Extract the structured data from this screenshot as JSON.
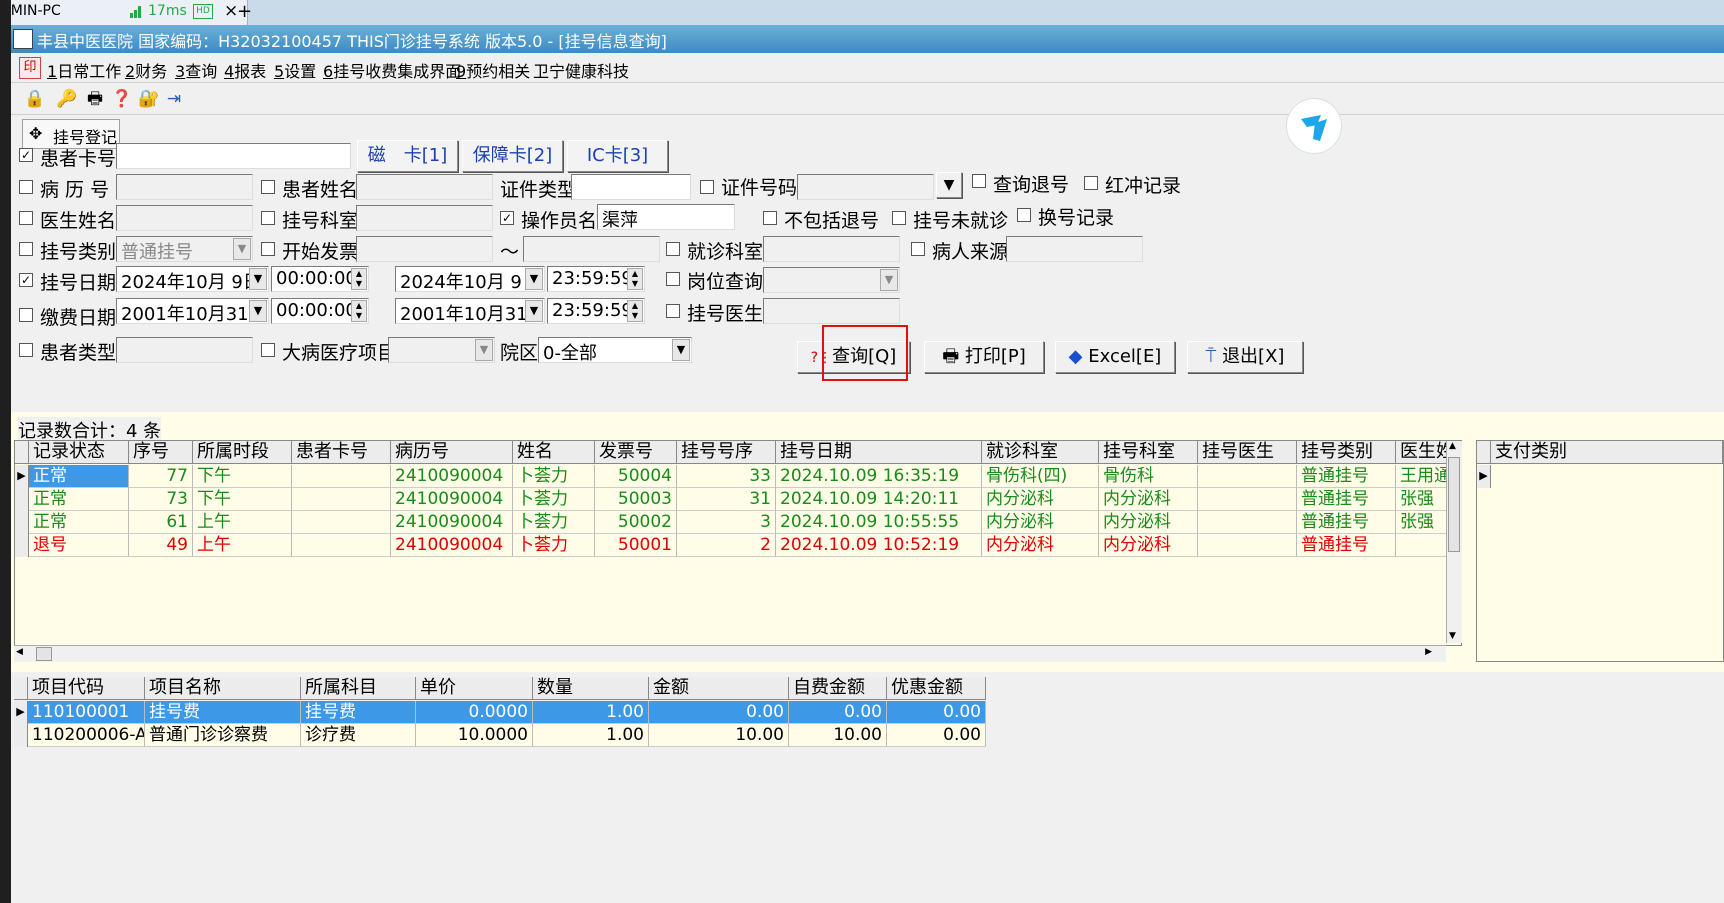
{
  "browser": {
    "tab_title": "DMIN-PC",
    "ping": "17ms",
    "hd": "HD",
    "close": "×",
    "new_tab": "+"
  },
  "window": {
    "title": "丰县中医医院 国家编码：H32032100457 THIS门诊挂号系统 版本5.0 - [挂号信息查询]"
  },
  "menu": [
    {
      "key": "1",
      "label": "日常工作"
    },
    {
      "key": "2",
      "label": "财务"
    },
    {
      "key": "3",
      "label": "查询"
    },
    {
      "key": "4",
      "label": "报表"
    },
    {
      "key": "5",
      "label": "设置"
    },
    {
      "key": "6",
      "label": "挂号收费集成界面"
    },
    {
      "key": "9",
      "label": "预约相关"
    },
    {
      "key": "",
      "label": "卫宁健康科技"
    }
  ],
  "toolbar": {
    "reg_tab": "挂号登记"
  },
  "form": {
    "card_no": {
      "label": "患者卡号",
      "value": "",
      "checked": true
    },
    "card_buttons": [
      "磁　卡[1]",
      "保障卡[2]",
      "IC卡[3]"
    ],
    "record_no": {
      "label": "病 历 号",
      "value": ""
    },
    "patient_name": {
      "label": "患者姓名",
      "value": ""
    },
    "id_type": {
      "label": "证件类型",
      "value": ""
    },
    "id_no": {
      "label": "证件号码",
      "value": ""
    },
    "query_refund": {
      "label": "查询退号"
    },
    "red_record": {
      "label": "红冲记录"
    },
    "doctor_name": {
      "label": "医生姓名",
      "value": ""
    },
    "reg_dept": {
      "label": "挂号科室",
      "value": ""
    },
    "operator": {
      "label": "操作员名",
      "value": "渠萍",
      "checked": true
    },
    "exclude_refund": {
      "label": "不包括退号"
    },
    "not_visited": {
      "label": "挂号未就诊"
    },
    "change_record": {
      "label": "换号记录"
    },
    "reg_type": {
      "label": "挂号类别",
      "value": "普通挂号"
    },
    "start_invoice": {
      "label": "开始发票",
      "value": "",
      "tilde": "～"
    },
    "visit_dept": {
      "label": "就诊科室",
      "value": ""
    },
    "patient_source": {
      "label": "病人来源",
      "value": ""
    },
    "reg_date": {
      "label": "挂号日期",
      "checked": true,
      "from_date": "2024年10月 9日",
      "from_time": "00:00:00",
      "to_date": "2024年10月 9日",
      "to_time": "23:59:59"
    },
    "post_query": {
      "label": "岗位查询",
      "value": ""
    },
    "pay_date": {
      "label": "缴费日期",
      "from_date": "2001年10月31日",
      "from_time": "00:00:00",
      "to_date": "2001年10月31日",
      "to_time": "23:59:59"
    },
    "reg_doctor": {
      "label": "挂号医生",
      "value": ""
    },
    "patient_type": {
      "label": "患者类型",
      "value": ""
    },
    "major_illness": {
      "label": "大病医疗项目",
      "value": ""
    },
    "campus": {
      "label": "院区",
      "value": "0-全部"
    }
  },
  "actions": {
    "query": "查询[Q]",
    "print": "打印[P]",
    "excel": "Excel[E]",
    "exit": "退出[X]"
  },
  "summary": {
    "record_count": "记录数合计：4 条"
  },
  "main_table": {
    "columns": [
      "记录状态",
      "序号",
      "所属时段",
      "患者卡号",
      "病历号",
      "姓名",
      "发票号",
      "挂号号序",
      "挂号日期",
      "就诊科室",
      "挂号科室",
      "挂号医生",
      "挂号类别",
      "医生姓"
    ],
    "rows": [
      {
        "cells": [
          "正常",
          "77",
          "下午",
          "",
          "2410090004",
          "卜荟力",
          "50004",
          "33",
          "2024.10.09 16:35:19",
          "骨伤科(四)",
          "骨伤科",
          "",
          "普通挂号",
          "王用通"
        ],
        "status": "normal",
        "selected": true
      },
      {
        "cells": [
          "正常",
          "73",
          "下午",
          "",
          "2410090004",
          "卜荟力",
          "50003",
          "31",
          "2024.10.09 14:20:11",
          "内分泌科",
          "内分泌科",
          "",
          "普通挂号",
          "张强"
        ],
        "status": "normal"
      },
      {
        "cells": [
          "正常",
          "61",
          "上午",
          "",
          "2410090004",
          "卜荟力",
          "50002",
          "3",
          "2024.10.09 10:55:55",
          "内分泌科",
          "内分泌科",
          "",
          "普通挂号",
          "张强"
        ],
        "status": "normal"
      },
      {
        "cells": [
          "退号",
          "49",
          "上午",
          "",
          "2410090004",
          "卜荟力",
          "50001",
          "2",
          "2024.10.09 10:52:19",
          "内分泌科",
          "内分泌科",
          "",
          "普通挂号",
          ""
        ],
        "status": "refund"
      }
    ]
  },
  "payment_table": {
    "columns": [
      "支付类别"
    ]
  },
  "fee_table": {
    "columns": [
      "项目代码",
      "项目名称",
      "所属科目",
      "单价",
      "数量",
      "金额",
      "自费金额",
      "优惠金额"
    ],
    "rows": [
      {
        "cells": [
          "110100001",
          "挂号费",
          "挂号费",
          "0.0000",
          "1.00",
          "0.00",
          "0.00",
          "0.00"
        ],
        "selected": true
      },
      {
        "cells": [
          "110200006-A",
          "普通门诊诊察费",
          "诊疗费",
          "10.0000",
          "1.00",
          "10.00",
          "10.00",
          "0.00"
        ]
      }
    ]
  },
  "colors": {
    "title_bar": "#3e8bc2",
    "grid_bg": "#fffde8",
    "selected": "#3d99e8",
    "normal_text": "#1a8a1a",
    "refund_text": "#e00000",
    "highlight_box": "#e01010"
  }
}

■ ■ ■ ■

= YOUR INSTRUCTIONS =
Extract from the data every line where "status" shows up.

= YOUR RESPONSE =
        "status": "normal",
        "status": "normal"
        "status": "normal"
        "status": "refund"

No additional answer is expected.